_Work instructions_
In the data below, which lines contain "kind"? List them by copying each one.

[Stored data entries]
+ + +

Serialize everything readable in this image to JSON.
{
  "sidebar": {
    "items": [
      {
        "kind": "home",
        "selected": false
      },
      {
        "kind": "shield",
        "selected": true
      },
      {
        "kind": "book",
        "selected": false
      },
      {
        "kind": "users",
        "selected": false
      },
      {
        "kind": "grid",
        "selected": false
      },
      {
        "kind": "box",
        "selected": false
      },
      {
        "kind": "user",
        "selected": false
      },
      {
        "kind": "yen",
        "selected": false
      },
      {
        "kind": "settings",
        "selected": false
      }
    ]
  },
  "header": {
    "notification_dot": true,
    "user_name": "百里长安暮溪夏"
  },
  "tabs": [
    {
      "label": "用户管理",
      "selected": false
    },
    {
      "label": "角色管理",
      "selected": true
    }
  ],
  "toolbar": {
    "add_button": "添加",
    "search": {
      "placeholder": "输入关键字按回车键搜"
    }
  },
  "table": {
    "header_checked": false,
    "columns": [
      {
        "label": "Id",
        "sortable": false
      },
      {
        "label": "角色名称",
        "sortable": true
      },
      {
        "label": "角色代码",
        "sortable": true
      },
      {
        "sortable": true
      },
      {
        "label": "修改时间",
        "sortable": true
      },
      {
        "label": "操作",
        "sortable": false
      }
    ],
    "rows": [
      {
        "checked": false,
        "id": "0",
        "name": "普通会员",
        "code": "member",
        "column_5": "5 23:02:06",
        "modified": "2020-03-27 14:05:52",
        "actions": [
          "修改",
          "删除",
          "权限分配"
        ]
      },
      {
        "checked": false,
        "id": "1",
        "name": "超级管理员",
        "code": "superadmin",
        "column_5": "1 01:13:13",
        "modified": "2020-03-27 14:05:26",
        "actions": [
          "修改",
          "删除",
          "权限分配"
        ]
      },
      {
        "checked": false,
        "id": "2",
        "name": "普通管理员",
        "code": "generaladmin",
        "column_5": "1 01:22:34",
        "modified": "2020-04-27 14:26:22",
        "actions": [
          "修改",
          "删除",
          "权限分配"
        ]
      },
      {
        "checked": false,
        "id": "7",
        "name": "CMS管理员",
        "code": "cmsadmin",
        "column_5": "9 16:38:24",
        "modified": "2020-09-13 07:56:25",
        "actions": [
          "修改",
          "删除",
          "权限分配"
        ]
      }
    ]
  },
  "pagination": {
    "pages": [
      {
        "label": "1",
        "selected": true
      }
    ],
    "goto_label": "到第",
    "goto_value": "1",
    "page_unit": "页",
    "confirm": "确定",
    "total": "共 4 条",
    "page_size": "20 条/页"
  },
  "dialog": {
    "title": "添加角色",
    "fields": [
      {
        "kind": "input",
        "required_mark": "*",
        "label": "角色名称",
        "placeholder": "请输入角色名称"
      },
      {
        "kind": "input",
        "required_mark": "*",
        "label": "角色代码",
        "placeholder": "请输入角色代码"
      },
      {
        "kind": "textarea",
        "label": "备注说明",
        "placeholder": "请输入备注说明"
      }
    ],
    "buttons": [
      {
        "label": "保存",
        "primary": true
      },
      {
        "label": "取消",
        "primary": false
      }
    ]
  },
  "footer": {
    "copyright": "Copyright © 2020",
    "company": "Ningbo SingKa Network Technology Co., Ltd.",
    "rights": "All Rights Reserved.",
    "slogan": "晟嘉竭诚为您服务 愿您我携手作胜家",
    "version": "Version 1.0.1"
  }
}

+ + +

_Task output_
        "kind": "home",
        "kind": "shield",
        "kind": "book",
        "kind": "users",
        "kind": "grid",
        "kind": "box",
        "kind": "user",
        "kind": "yen",
        "kind": "settings",
        "kind": "input",
        "kind": "input",
        "kind": "textarea",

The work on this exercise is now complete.